BEGIN

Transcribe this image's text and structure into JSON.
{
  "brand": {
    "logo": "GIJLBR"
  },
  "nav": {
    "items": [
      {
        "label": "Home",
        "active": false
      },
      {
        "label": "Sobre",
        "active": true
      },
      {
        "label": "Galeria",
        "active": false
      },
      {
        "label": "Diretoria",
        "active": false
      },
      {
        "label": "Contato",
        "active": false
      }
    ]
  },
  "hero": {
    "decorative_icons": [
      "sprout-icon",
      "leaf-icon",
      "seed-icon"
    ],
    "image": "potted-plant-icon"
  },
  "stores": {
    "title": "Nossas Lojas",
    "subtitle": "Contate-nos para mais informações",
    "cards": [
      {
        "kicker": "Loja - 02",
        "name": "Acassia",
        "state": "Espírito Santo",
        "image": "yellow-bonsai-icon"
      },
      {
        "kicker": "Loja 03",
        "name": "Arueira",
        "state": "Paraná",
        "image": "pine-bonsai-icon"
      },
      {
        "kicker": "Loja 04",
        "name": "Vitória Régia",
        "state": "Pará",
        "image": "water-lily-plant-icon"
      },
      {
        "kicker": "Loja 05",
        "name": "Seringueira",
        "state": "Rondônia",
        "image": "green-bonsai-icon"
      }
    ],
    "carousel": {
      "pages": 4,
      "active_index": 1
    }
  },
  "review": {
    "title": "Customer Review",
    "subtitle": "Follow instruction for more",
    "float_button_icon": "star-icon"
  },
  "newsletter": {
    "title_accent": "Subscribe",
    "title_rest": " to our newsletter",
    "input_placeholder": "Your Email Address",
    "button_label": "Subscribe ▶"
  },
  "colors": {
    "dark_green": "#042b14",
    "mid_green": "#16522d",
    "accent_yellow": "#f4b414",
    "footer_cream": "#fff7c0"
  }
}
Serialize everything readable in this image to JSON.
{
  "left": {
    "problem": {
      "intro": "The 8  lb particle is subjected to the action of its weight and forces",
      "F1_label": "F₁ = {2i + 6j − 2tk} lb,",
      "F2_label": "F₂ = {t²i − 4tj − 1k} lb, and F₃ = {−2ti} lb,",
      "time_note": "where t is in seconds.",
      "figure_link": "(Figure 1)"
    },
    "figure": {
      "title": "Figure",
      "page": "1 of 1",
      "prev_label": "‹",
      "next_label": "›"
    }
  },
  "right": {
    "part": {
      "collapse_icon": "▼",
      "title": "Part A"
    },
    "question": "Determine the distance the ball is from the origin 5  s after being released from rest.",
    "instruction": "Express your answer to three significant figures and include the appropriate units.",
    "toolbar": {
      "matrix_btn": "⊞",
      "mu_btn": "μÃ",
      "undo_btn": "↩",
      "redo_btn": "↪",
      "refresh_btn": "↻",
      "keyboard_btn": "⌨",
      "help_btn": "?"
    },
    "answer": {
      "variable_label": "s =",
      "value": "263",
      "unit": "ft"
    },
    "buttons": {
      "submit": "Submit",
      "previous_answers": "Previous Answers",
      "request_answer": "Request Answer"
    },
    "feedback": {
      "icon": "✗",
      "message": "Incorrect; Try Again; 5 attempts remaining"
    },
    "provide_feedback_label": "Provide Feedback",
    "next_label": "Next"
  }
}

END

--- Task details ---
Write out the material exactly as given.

--- Problem solution ---
Transcribe this image's text and structure into JSON.
{
  "brand": {
    "logo": "GIJLBR"
  },
  "nav": {
    "items": [
      {
        "label": "Home",
        "active": false
      },
      {
        "label": "Sobre",
        "active": true
      },
      {
        "label": "Galeria",
        "active": false
      },
      {
        "label": "Diretoria",
        "active": false
      },
      {
        "label": "Contato",
        "active": false
      }
    ]
  },
  "hero": {
    "decorative_icons": [
      "sprout-icon",
      "leaf-icon",
      "seed-icon"
    ],
    "image": "potted-plant-icon"
  },
  "stores": {
    "title": "Nossas Lojas",
    "subtitle": "Contate-nos para mais informações",
    "cards": [
      {
        "kicker": "Loja - 02",
        "name": "Acassia",
        "state": "Espírito Santo",
        "image": "yellow-bonsai-icon"
      },
      {
        "kicker": "Loja 03",
        "name": "Arueira",
        "state": "Paraná",
        "image": "pine-bonsai-icon"
      },
      {
        "kicker": "Loja 04",
        "name": "Vitória Régia",
        "state": "Pará",
        "image": "water-lily-plant-icon"
      },
      {
        "kicker": "Loja 05",
        "name": "Seringueira",
        "state": "Rondônia",
        "image": "green-bonsai-icon"
      }
    ],
    "carousel": {
      "pages": 4,
      "active_index": 1
    }
  },
  "review": {
    "title": "Customer Review",
    "subtitle": "Follow instruction for more",
    "float_button_icon": "star-icon"
  },
  "newsletter": {
    "title_accent": "Subscribe",
    "title_rest": " to our newsletter",
    "input_placeholder": "Your Email Address",
    "button_label": "Subscribe ▶"
  },
  "colors": {
    "dark_green": "#042b14",
    "mid_green": "#16522d",
    "accent_yellow": "#f4b414",
    "footer_cream": "#fff7c0"
  }
}
Serialize everything readable in this image to JSON.
{
  "left": {
    "problem": {
      "intro": "The 8  lb particle is subjected to the action of its weight and forces",
      "F1_label": "F₁ = {2i + 6j − 2tk} lb,",
      "F2_label": "F₂ = {t²i − 4tj − 1k} lb, and F₃ = {−2ti} lb,",
      "time_note": "where t is in seconds.",
      "figure_link": "(Figure 1)"
    },
    "figure": {
      "title": "Figure",
      "page": "1 of 1",
      "prev_label": "‹",
      "next_label": "›"
    }
  },
  "right": {
    "part": {
      "collapse_icon": "▼",
      "title": "Part A"
    },
    "question": "Determine the distance the ball is from the origin 5  s after being released from rest.",
    "instruction": "Express your answer to three significant figures and include the appropriate units.",
    "toolbar": {
      "matrix_btn": "⊞",
      "mu_btn": "μÃ",
      "undo_btn": "↩",
      "redo_btn": "↪",
      "refresh_btn": "↻",
      "keyboard_btn": "⌨",
      "help_btn": "?"
    },
    "answer": {
      "variable_label": "s =",
      "value": "263",
      "unit": "ft"
    },
    "buttons": {
      "submit": "Submit",
      "previous_answers": "Previous Answers",
      "request_answer": "Request Answer"
    },
    "feedback": {
      "icon": "✗",
      "message": "Incorrect; Try Again; 5 attempts remaining"
    },
    "provide_feedback_label": "Provide Feedback",
    "next_label": "Next"
  }
}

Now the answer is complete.